Source data:
· · · ·

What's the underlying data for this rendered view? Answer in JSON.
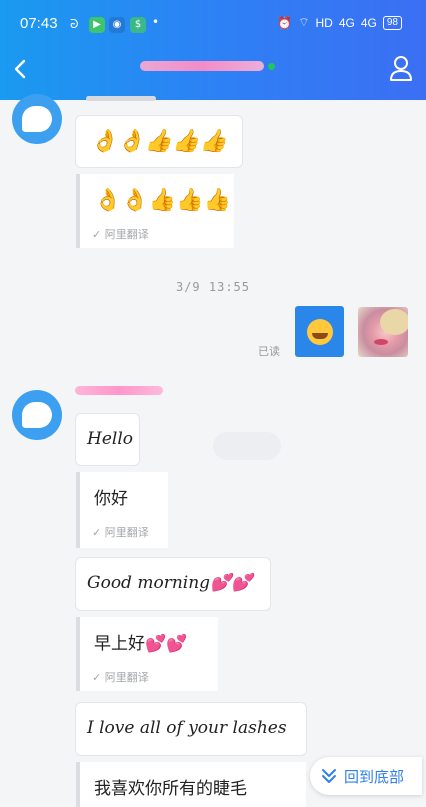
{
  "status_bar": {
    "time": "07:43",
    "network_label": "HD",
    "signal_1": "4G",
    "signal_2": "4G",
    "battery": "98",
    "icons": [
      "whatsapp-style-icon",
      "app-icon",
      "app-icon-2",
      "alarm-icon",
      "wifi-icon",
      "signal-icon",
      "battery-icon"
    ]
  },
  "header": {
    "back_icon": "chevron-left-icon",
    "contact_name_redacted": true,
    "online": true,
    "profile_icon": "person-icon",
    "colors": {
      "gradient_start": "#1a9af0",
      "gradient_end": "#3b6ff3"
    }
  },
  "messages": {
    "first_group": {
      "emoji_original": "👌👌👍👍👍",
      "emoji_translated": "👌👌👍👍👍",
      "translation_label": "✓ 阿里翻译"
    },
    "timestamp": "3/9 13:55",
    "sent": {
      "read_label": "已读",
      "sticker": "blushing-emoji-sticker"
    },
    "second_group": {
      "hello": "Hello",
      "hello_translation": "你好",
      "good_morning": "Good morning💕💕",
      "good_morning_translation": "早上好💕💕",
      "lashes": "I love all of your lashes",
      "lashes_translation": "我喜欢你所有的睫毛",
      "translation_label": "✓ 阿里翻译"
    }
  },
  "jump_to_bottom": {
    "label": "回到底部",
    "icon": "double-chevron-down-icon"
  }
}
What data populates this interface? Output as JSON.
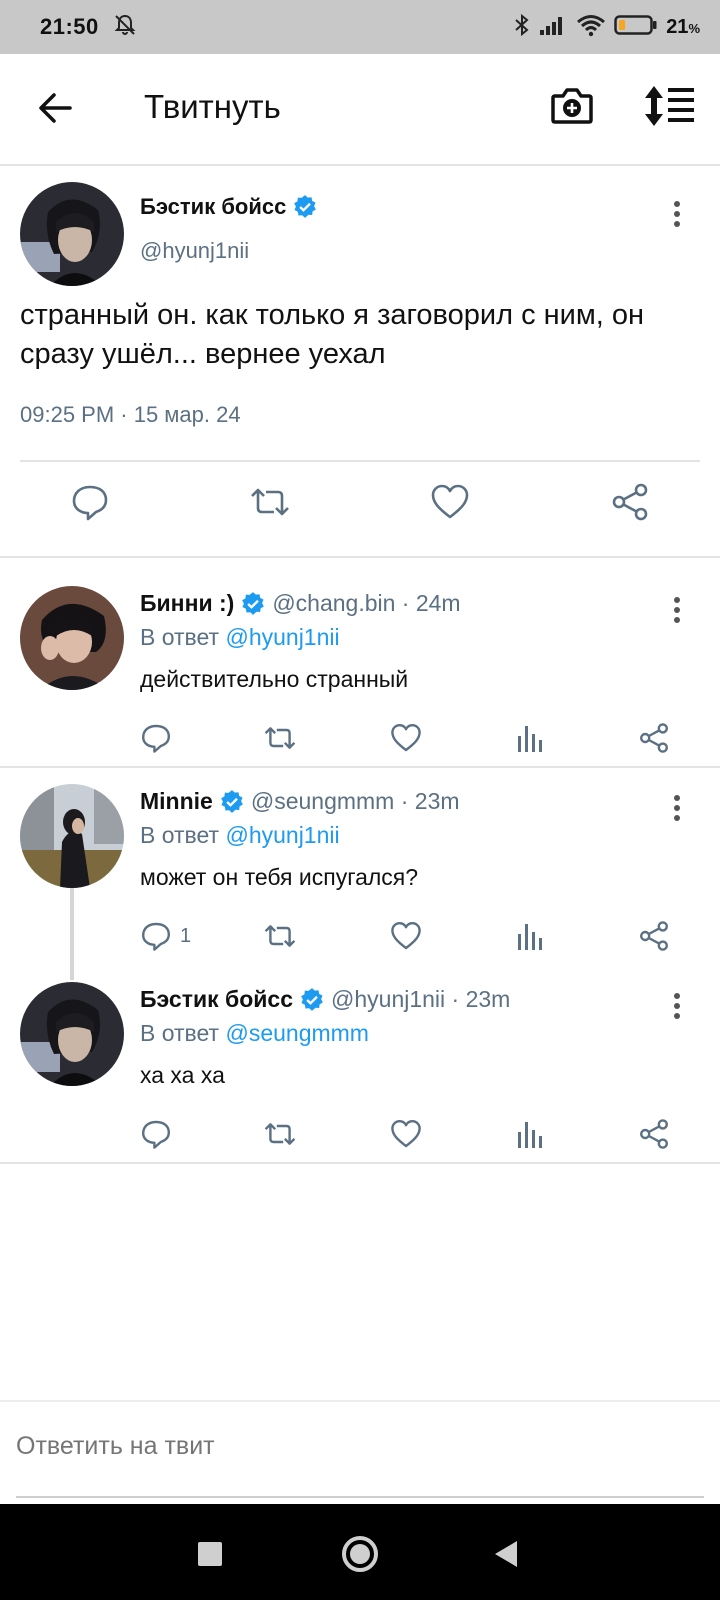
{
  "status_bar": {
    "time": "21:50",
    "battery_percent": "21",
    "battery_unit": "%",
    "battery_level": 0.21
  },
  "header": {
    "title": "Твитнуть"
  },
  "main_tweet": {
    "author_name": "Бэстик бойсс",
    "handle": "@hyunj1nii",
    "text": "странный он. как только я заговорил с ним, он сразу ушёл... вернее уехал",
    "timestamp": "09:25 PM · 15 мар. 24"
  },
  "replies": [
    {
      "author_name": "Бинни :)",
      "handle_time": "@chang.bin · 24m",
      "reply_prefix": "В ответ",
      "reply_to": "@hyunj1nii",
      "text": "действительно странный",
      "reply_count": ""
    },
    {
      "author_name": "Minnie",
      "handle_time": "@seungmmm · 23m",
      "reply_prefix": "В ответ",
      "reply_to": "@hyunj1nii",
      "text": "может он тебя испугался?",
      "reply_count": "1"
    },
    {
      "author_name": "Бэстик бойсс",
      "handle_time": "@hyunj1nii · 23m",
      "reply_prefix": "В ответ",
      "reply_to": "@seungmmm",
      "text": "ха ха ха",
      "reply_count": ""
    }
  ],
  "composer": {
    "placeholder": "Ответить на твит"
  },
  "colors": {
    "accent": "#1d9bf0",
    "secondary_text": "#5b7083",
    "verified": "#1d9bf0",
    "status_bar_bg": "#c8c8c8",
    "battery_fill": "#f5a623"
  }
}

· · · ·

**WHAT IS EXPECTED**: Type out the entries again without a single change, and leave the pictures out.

**RESPONSE AREA**:
What's the underlying data for this rendered view? Answer in JSON.
{
  "status_bar": {
    "time": "07:43",
    "network_label": "HD",
    "signal_1": "4G",
    "signal_2": "4G",
    "battery": "98",
    "icons": [
      "whatsapp-style-icon",
      "app-icon",
      "app-icon-2",
      "alarm-icon",
      "wifi-icon",
      "signal-icon",
      "battery-icon"
    ]
  },
  "header": {
    "back_icon": "chevron-left-icon",
    "contact_name_redacted": true,
    "online": true,
    "profile_icon": "person-icon",
    "colors": {
      "gradient_start": "#1a9af0",
      "gradient_end": "#3b6ff3"
    }
  },
  "messages": {
    "first_group": {
      "emoji_original": "👌👌👍👍👍",
      "emoji_translated": "👌👌👍👍👍",
      "translation_label": "✓ 阿里翻译"
    },
    "timestamp": "3/9 13:55",
    "sent": {
      "read_label": "已读",
      "sticker": "blushing-emoji-sticker"
    },
    "second_group": {
      "hello": "Hello",
      "hello_translation": "你好",
      "good_morning": "Good morning💕💕",
      "good_morning_translation": "早上好💕💕",
      "lashes": "I love all of your lashes",
      "lashes_translation": "我喜欢你所有的睫毛",
      "translation_label": "✓ 阿里翻译"
    }
  },
  "jump_to_bottom": {
    "label": "回到底部",
    "icon": "double-chevron-down-icon"
  }
}
What data populates this interface? Output as JSON.
{
  "status_bar": {
    "time": "21:50",
    "battery_percent": "21",
    "battery_unit": "%",
    "battery_level": 0.21
  },
  "header": {
    "title": "Твитнуть"
  },
  "main_tweet": {
    "author_name": "Бэстик бойсс",
    "handle": "@hyunj1nii",
    "text": "странный он. как только я заговорил с ним, он сразу ушёл... вернее уехал",
    "timestamp": "09:25 PM · 15 мар. 24"
  },
  "replies": [
    {
      "author_name": "Бинни :)",
      "handle_time": "@chang.bin · 24m",
      "reply_prefix": "В ответ",
      "reply_to": "@hyunj1nii",
      "text": "действительно странный",
      "reply_count": ""
    },
    {
      "author_name": "Minnie",
      "handle_time": "@seungmmm · 23m",
      "reply_prefix": "В ответ",
      "reply_to": "@hyunj1nii",
      "text": "может он тебя испугался?",
      "reply_count": "1"
    },
    {
      "author_name": "Бэстик бойсс",
      "handle_time": "@hyunj1nii · 23m",
      "reply_prefix": "В ответ",
      "reply_to": "@seungmmm",
      "text": "ха ха ха",
      "reply_count": ""
    }
  ],
  "composer": {
    "placeholder": "Ответить на твит"
  },
  "colors": {
    "accent": "#1d9bf0",
    "secondary_text": "#5b7083",
    "verified": "#1d9bf0",
    "status_bar_bg": "#c8c8c8",
    "battery_fill": "#f5a623"
  }
}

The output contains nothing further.